“What’s an opportunity or pursuit that you passed on earlier in life, but if the opportunity came again, you would consider taking it?” 

This is a question I contemplated a lot during our last three-month road trip. And this year, while I’m working a max of 8 hours a week, I’m still considering. 

The Roads Not Taken

Our lives are full of roads not taken. Paths diverged, and we made a choice. One choice pulled us farther away from the other choice. Maybe you have regrets. But most likely, you don’t. The choices we made brought us to where we are now. 

The mistake is thinking that once the paths diverged, they will never loop around again. There were lots of good reasons you didn’t choose that other path at the time. 

But what if you had another chance? Would you still be interested? Is there still a spark of curiosity or excitement? 

For those who are being intentional with their money, paying down debt, saving, and investing, you might have more agency than you think. The path might not circle back on its own, but you can make a detour and find it again. 

Mini-Retirements and 2nd Chapters

I talk with my coaching clients a lot about their 2nd chapter. The first chapter is the part of your career where you are paying down debt, getting established, and saving for retirement. A big focus in the 1st chapter is often optimizing income. 

For some people, the 1st chapter never ends. But for those on the financial independence journey, you start thinking about the 2nd chapter at some point. The second chapter probably involves some type of work, but you might not be optimizing for income anymore. Instead, you might start optimizing for time with family, health, purpose in your work, work-life balance, and more interesting or challenging work projects. 

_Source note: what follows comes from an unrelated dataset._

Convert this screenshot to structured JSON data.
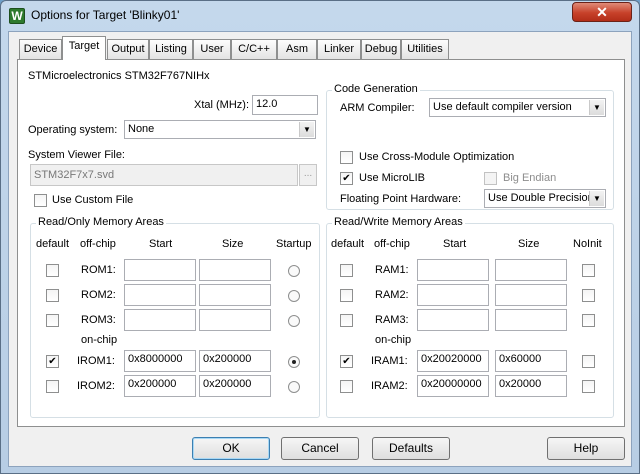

There is this false narrative in the American culture that it’s okay to switch careers in the 2nd chapter…..BUT it better be seamless. Two weeks tops between careers. The expectation is that while you are burned out and overwhelmed in your current career that has consumed your life for the last 15+ years, you can also rest, recuperate and reimagine your next chapter. 

That almost never works. 

You need time to rest. You need time to explore. To try things out. To become more creative again. To reimagine. 

When you are burned out and tired, your focus naturally narrows. You can only focus on the most essential and urgent things. That’s biology. If you don’t have enough mental resources, you should focus on surviving. If you’re lost in the woods, you shouldn’t be designing new buildings or writing a novel. Your 180-degree vision should shrink down to 20 or 30 degrees. Focus on the essential. 

But as you rest and recuperate, your vision can widen again. You can start to see new possibilities. You can think creatively. You can make connections you missed before. Your intuition comes back. 

I’ve coached dozens of people through this process, and the pattern is really consistent. But expecting to creatively and intuitively reimagine your life while you are buried at work is a lie. It’s almost biologically impossible. 

As you reimagine this next chapter, think about the roads not taken. All the paths that you could have gone down but didn’t make sense at the time. Maybe now is the right time? 

Is it too late?

This is a question I get a lot? Is it too late to start something new for a 2nd chapter? 

Here’s a rule of thumb I use when traveling. I need to spend 2x as much time in my destination as it takes to travel there. So if the drive is 2 hours each way (4 hours total), I want to be able to spend at least 8 hours there. 

Maybe that rule of thumb will help you decide if you have enough time. If you have always wanted to be a teacher and it will take 4 years of education, do you have 8 years of teaching left in you? 

The exception to the rule is if you love the journey to your goal. Would you love the process? Maybe the journey is even better than the destination. We live close to Glacier National Park in Montana. And we break that rule of thumb to go into the park all the time. Why? I love the drive into the park. It’s beautiful and relaxing. I’d happily drive the 2 hours total, even if we are only there for an hour.

Seven years ago I became financially independent, and I asked myself about roads not taken. There were many! Lots of things that felt to impractical, undependable, and risky during my 20’s. Things I passed by for more consistent paychecks. For the last 7 years, I’ve looped back to many of those old dreams. I started a coaching business. I wrote a book. I created online content. And I traveled around the country with our 5 kids. 

What will the next 7 years hold? That’s the biggest error in early retirement planning… assuming every year will be the same for the next 40 years. Once you are FI and in control of your time, the years become long. You can accomplish so many things. And you get to keep asking yourself the same questions and expecting new answers. Because life will change. You will change. And roads not taken before might be able to loop back around.